I. Recreation of the Excavation Contex

The Sun-God Tablet (or Tablet of Šamaš) contains a scene sculptured in relief at the head of the tablet, which depicts the King Nabu-apla-iddina being led by the priest Nabu-nadin-šumi and a goddess into the presence of the Babylonian God of Sun and Law, Šamaš. Said God is seated on a throne decorated with bullheaded humans, clad in a flowing robe, adorned with a horned crown, the symbol of divinity. Before the god is his symbol, the solar disc, resting upon an altar which is supported by ropes held by attendant deities, whose bodies spring from the roof of the shrine. In the field above the Sun-god are a lunar disc, a solar disc and an eight-pointed star, the symbols of Sin, Šamaš and Ištar, respectively.


II. Frontal View of the Sun-God Tablet

The middle-babylonian inscription is engraved in six columns, three upon the obverse and three upon the reverse. It contains a record of Nabû-apla-iddina's re-endowment of the Sun-Temple at Sippar, after regular sacrifices and rites had been neglected. The text tells of the destruction of the cult statue of Šamaš by enemies under an earlier king. After consulting the god through oracle about the restoration of his statue, permission is not obtained and so this earlier king orders a replacement to be fashioned. This replacement is a sun disk, the symbol of Šamaš, which is arguably what is depicted in the relief. During the reign of King Nabû-apla-iddina, the Sun God looks upon him more favourably and lets a relief of his statue be found on the shores of the Euphrates. The high priest of Šamaš, Nabû-nadin-šumi, the one that happende upon the relief, reports it to the king, who orders a new statue to be made. After this, king Nabû-apla-iddina reinstates the apropriate sacrifices and rites that had been neglected by his predecessor.

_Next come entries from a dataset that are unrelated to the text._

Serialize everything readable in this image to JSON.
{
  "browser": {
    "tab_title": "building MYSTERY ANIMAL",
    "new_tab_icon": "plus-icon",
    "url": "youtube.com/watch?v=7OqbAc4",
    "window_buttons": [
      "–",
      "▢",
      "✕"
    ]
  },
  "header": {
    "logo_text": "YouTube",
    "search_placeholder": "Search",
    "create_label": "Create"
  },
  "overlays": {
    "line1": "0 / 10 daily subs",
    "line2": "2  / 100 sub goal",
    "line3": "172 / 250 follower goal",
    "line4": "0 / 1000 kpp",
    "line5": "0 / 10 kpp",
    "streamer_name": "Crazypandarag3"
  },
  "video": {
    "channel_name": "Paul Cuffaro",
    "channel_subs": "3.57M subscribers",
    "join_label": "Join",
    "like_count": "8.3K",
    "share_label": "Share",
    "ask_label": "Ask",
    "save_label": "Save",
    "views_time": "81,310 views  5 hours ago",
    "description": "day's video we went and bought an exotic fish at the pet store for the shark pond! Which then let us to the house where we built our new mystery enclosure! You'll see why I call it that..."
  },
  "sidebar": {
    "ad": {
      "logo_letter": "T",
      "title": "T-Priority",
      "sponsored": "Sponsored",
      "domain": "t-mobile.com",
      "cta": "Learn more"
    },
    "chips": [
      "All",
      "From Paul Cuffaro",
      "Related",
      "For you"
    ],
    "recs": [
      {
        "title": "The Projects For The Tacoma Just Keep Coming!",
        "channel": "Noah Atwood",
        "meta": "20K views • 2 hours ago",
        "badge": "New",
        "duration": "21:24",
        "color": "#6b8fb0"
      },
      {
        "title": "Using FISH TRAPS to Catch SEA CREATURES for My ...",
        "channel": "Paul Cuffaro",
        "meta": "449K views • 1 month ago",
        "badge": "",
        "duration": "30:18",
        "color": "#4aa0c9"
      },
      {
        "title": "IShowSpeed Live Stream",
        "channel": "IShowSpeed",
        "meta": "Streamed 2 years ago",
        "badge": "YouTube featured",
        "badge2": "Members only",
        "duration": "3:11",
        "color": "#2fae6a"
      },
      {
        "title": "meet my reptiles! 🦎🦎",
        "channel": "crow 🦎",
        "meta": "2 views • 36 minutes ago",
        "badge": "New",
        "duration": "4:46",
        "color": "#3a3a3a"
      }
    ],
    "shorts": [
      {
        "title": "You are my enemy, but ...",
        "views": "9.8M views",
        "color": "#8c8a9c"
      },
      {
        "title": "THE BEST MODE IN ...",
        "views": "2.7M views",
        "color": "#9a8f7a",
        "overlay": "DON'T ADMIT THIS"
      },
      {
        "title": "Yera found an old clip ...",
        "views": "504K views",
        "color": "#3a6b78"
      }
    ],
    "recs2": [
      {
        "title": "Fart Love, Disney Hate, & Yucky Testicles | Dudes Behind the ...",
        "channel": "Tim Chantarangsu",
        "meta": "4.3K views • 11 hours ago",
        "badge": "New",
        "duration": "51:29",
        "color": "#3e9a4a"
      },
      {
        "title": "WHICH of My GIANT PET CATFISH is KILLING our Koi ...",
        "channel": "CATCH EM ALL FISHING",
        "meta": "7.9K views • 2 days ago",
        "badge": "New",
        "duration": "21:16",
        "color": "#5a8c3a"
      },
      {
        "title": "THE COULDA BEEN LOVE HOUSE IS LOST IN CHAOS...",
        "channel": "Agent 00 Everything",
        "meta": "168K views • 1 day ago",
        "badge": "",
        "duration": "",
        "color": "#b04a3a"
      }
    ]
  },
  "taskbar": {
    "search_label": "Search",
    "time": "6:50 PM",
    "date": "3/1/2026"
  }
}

Further reading:

K. Hecker (2011), Der wiedergefundene Sonnengott, TUAT NF 6, 36-40.

C. E. Woods (2004), The Sun-God Tablet of Nabû-apla-iddina Revisited, JCS 56, 23-103.